17 February 2021, 12:19 | Updated: 17 February 2021, 13:01
There were no Covid-19 outbreaks linked to crowded beaches in the UK last summer, a leading scientist has told MPs.
Professor Mark Woolhouse's comments to the Science and Technology Committee raise hopes that beach trips could be allowed in the UK over the summer.
Prof Woolhouse, from the University of Edinburgh and who sits on a sub-group advising SAGE, said: “Over the summer we were treated to... pictures of crowded beaches, and there was an outcry about this."
He added: “There were no outbreaks linked to crowded beaches. There's never been a Covid-19 outbreak linked to a beach ever in the world to the best of my knowledge.
“I think we do have to understand where the risks are and aren’t so that we can do as much as possible safely without overcompensating.”
However hopes of travelling abroad for a summer holiday were dampened, with SAGE scientist Professor Dame Angela McLean, the chief scientific adviser at the Ministry of Defence, saying: “The evidence was, from earlier in the outbreak, many cases were imported from Europe by returning holidaymakers.
“It wasn’t mainly imported from China. I think we could learn from that.”
Prof Woolhouse was also asked about organised mass gatherings, and specifically Cheltenham Festival, which was allowed to go ahead in March last year 10 days before lockdown measures were brought in.
He said: “Mass gatherings are absolutely a special case for all sorts of reasons, even outdoors they don’t involve social distancing, they also involve pinch points like travel, like refreshment facilities and so on, so those are clearly higher risk than normal outdoor activities.”

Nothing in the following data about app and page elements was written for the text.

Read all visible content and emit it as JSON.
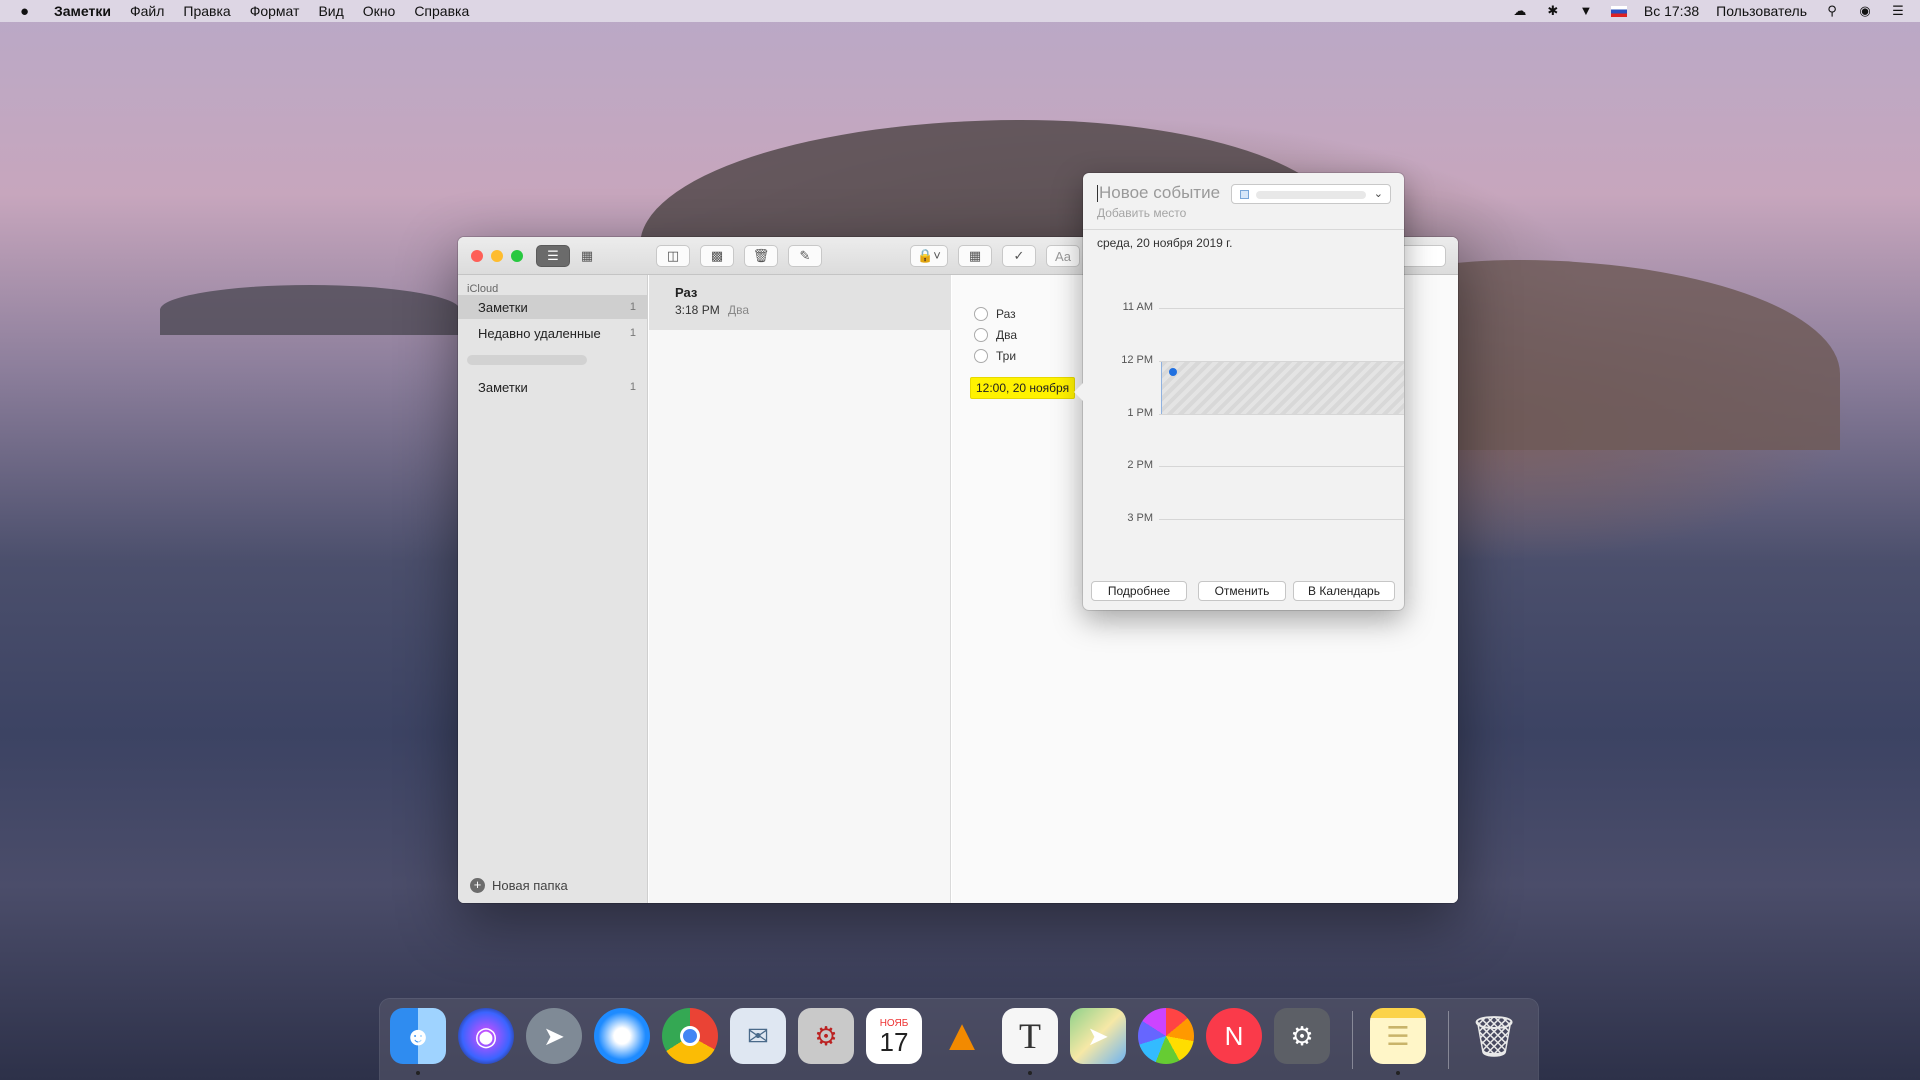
{
  "menubar": {
    "apple": "",
    "app_name": "Заметки",
    "items": [
      "Файл",
      "Правка",
      "Формат",
      "Вид",
      "Окно",
      "Справка"
    ],
    "clock": "Вс 17:38",
    "user": "Пользователь"
  },
  "sidebar": {
    "account": "iCloud",
    "folders": [
      {
        "label": "Заметки",
        "count": "1"
      },
      {
        "label": "Недавно удаленные",
        "count": "1"
      },
      {
        "label": "Заметки",
        "count": "1"
      }
    ],
    "new_folder": "Новая папка"
  },
  "note_list": {
    "title": "Раз",
    "time": "3:18 PM",
    "preview": "Два"
  },
  "editor": {
    "checklist": [
      "Раз",
      "Два",
      "Три"
    ],
    "date_chip": "12:00, 20 ноября",
    "format_button": "Aa"
  },
  "event_popover": {
    "title": "Новое событие",
    "location_placeholder": "Добавить место",
    "date": "среда, 20 ноября 2019 г.",
    "hours": [
      "11 AM",
      "12 PM",
      "1 PM",
      "2 PM",
      "3 PM"
    ],
    "buttons": {
      "details": "Подробнее",
      "cancel": "Отменить",
      "add": "В Календарь"
    }
  },
  "dock": {
    "calendar_month": "НОЯБ",
    "calendar_day": "17",
    "textedit_glyph": "T"
  },
  "colors": {
    "date_chip": "#fff200",
    "event_dot": "#2070e0",
    "close": "#fe5f57",
    "minimize": "#febc2e",
    "zoom": "#28c840"
  }
}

Asked if the festival led to a surge in cases, he said: “I don’t know because at that stage it would have been hard to trace.”